You also need to attach evidence that shows your marriage is legitimate, such as documents that show you share bank accounts or property, a lease showing you live together, or affidavits from friends confirming your marriage is heartfelt. If either you or your spouse was previously married, you have to attach a divorce decree, annulment, or death decree to show that you were free to enter your present marriage.
Send the I-130 petition and supporting documents to the U.S. Citizenship and Immigration Services (USCIS) Lockbox in Chicago for processing. Or if you are living in Thailand, you may file the I-130 at the USCIS with the U.S. Embassy in Bangkok. Make sure you keep copies of all the documents you send with the I-130 because you will need them later in the visa application process. When USCIS receives your I-130 they will send you Form I-797 confirming that they are processing your petition.
Step 2: Processing at the National Visa Center (NVC)
Once USCIS processes and approves your I-130 petition it will be forwarded to the National Visa Center (NVC) for further processing. The National Visa Center will send you an instruction packet with visa application forms. Follow the instructions carefully. Along with the completed application, your spouse will need to provide a copy of their passport, 2 passport photos, certified copies of birth and marriage certificates, a police certification certificate from anywhere your spouse has lived, and any military service records. You will have to file the Form I-864 Affidavit of Support to prove that your spouse will not need government support. The National Visa Center also collects visa application fees.
Step 3: Interview and Medical Exam
When your application is complete, the National Center will schedule an interview at the US Embassy in Bangkok. Before the interview the visa applicant must complete a medical examination, which can be conducted at designated locations in Bangkok and Chiang Mai.
Category: US Immigration, US Spouse Visa
About the Author (Author Profile)
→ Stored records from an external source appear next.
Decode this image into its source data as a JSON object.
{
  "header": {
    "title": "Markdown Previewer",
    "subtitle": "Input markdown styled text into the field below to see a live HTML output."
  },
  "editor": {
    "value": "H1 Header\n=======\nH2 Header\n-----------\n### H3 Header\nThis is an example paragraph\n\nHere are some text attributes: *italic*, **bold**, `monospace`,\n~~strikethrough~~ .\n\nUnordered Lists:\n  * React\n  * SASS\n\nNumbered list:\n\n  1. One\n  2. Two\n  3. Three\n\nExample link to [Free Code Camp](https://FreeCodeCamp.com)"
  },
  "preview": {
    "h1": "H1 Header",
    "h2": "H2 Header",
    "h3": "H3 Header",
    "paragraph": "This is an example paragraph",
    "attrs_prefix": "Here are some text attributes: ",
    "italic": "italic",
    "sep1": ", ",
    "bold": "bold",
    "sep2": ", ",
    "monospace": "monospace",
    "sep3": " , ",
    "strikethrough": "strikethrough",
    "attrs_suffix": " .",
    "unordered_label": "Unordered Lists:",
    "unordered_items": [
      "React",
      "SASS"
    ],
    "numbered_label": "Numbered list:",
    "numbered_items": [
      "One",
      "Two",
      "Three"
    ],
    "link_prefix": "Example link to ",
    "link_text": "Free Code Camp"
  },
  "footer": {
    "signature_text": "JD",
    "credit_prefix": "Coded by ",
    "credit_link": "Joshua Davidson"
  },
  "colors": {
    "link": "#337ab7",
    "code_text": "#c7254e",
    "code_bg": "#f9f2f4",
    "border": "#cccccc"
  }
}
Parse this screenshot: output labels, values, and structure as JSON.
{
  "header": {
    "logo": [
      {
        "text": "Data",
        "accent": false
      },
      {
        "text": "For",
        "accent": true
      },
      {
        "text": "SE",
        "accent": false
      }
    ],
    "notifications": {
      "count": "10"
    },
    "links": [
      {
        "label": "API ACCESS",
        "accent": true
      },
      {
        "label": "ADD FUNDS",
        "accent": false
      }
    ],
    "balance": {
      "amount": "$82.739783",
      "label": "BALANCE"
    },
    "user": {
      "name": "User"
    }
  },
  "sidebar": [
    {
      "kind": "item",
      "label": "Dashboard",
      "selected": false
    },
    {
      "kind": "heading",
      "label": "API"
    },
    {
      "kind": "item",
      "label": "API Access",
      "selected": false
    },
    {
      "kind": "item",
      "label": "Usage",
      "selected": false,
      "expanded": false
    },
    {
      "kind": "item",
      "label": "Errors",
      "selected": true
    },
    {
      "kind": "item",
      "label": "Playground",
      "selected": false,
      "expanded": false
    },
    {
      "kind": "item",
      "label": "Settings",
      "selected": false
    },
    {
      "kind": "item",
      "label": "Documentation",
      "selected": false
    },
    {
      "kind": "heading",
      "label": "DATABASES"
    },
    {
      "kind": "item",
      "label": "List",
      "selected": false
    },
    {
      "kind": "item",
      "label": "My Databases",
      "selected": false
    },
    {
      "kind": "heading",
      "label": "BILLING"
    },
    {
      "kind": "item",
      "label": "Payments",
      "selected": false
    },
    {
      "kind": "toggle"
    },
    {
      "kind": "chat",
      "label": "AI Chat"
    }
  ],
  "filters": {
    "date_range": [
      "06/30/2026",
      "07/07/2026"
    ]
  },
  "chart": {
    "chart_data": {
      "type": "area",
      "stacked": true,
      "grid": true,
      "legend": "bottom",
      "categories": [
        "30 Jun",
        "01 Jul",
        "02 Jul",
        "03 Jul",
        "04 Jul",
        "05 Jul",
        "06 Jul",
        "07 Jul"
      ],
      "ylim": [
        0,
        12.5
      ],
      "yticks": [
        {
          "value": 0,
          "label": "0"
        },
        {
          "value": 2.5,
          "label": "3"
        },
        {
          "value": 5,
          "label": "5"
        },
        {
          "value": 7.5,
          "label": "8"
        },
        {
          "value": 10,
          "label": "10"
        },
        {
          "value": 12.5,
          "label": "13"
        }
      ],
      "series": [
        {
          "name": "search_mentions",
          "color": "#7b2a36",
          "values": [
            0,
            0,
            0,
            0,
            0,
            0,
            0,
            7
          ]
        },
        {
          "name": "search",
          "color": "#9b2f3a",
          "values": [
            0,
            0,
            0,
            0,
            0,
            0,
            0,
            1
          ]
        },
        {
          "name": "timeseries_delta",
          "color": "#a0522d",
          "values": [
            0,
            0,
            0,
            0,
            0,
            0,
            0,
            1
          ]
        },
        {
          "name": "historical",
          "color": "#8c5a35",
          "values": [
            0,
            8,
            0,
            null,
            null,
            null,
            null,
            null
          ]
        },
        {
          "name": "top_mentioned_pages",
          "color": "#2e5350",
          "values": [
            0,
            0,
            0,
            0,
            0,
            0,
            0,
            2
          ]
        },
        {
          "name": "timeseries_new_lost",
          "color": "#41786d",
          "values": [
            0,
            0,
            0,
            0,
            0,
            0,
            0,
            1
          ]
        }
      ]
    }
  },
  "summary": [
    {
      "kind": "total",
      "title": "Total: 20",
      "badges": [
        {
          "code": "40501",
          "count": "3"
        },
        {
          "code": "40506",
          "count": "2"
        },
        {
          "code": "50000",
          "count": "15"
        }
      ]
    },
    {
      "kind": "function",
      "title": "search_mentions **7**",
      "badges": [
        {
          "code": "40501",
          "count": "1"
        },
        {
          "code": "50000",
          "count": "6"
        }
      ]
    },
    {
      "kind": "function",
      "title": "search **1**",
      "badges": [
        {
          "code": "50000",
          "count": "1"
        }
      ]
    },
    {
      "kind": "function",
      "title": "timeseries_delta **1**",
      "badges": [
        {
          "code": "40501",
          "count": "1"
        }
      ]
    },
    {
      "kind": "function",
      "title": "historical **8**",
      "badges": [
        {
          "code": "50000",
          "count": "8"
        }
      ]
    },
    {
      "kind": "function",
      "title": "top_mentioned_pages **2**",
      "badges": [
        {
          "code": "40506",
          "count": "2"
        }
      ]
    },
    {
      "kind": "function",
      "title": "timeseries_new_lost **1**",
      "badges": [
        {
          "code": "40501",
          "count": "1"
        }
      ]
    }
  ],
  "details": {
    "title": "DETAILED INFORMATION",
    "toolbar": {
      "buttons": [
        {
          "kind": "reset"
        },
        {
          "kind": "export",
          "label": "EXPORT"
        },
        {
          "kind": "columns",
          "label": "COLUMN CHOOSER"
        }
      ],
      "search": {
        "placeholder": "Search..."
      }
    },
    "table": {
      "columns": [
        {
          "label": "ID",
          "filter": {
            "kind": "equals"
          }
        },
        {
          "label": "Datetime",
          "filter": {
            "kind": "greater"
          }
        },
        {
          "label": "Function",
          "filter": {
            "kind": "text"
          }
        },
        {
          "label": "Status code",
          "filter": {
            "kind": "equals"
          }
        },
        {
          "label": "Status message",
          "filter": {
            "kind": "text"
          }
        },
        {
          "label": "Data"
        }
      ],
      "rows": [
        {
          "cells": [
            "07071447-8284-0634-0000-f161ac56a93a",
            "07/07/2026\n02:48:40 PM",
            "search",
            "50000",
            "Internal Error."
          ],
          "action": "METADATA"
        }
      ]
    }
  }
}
Siam Legal is a full service law firm but it has an extensive range of immigration, corporate, and real estate experience accessible to clients both domestically and internationally. It has offices strategically located throughout the major cities in Thailand including Chiang Mai, Pattaya, Hua Hin, Samui and Phuket along with international representative offices in Australia, London and Las Vegas.